Rule #1--Most important rule EVER:
If you are not comfortable driving in adverse weather STAY OFF THE ROAD. DO NOT DRIVE. NO arguing, no qualifications, no s***. If you're not comfortable behind the wheel in snow, you have no business attempting it.
--However quickly you think you can stop, leave at LEAST twice that distance between the car in front of you. And, conversely, keep that following distance in mind when merging with traffic...don't be the d!ck who eats up decent drivers' safe following space because he's too stupid to find a proper opening. Panic maneuvers are a lot harder to pull off when steering traction is limited, so try even harder not to have to make them.
--Don't go slower than necessary! Sure, driving too fast is dangerous, but driving too slow in slick conditions creates a moving chicane. Passing and changing lanes in heavy snow can get hairy with rutted and unevenly distributed snow. When people have to move to go around you just to travel at a safe speed, you are chancing a lot of accidents for nothing.
--PLEASE at least TRY to maintain some semblance of lane organization. Yes, I KNOW you can't see the lane lines through snow. You should still be able to tell where you are on the road if you have 2 synapses to fire across each other. DON'T just follow the pre-worn trails of the other idiots on the road. They, as their namesake indicates, are idiots. Drive in the lane you need, just like normal. The more traffic spreads out, the greater the area of road that gets worn free of snow will be.
--Begin slowing before you think you need to. I promise, you've misjudged your stopping distance.

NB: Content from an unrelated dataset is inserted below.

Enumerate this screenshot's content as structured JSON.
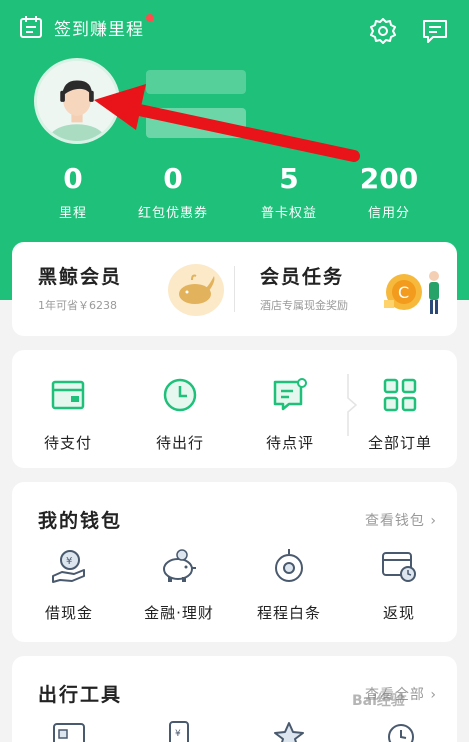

Leave some room for error. That kid at the crosswalk and my rear bumper thank you.
Related to this one, I've made a habit of watching cars behind me and stopping accordingly. I let them follow too close and plan to stop short, so that when THEY can't stop, I've got somewhere to go to get out of their stupid way.
--Use your damn headlights. I don't care if its 2pm. It's snowing, and you're difficult to see. Turn your damn lights on our I'll turn 'em on for you and tear off the knob and shove it up your a** with help from my size 13.5 steel toe boots.
--Try to remember that stopping, braking, or even just letting off the throttle are NOT the end-all, be-all of "oh s*** what's happening" panic maneuvers. In traction-limited situations, varying tire rotation speed abruptly is likely to just make things worse. Try to keep a clear head and react SMOOTHLY. If you loose steering traction and start understeering, don't hit the brakes--you already lost traction, and there's none left to stop with. Steer back and regain some control.
I think that's it for my list for now.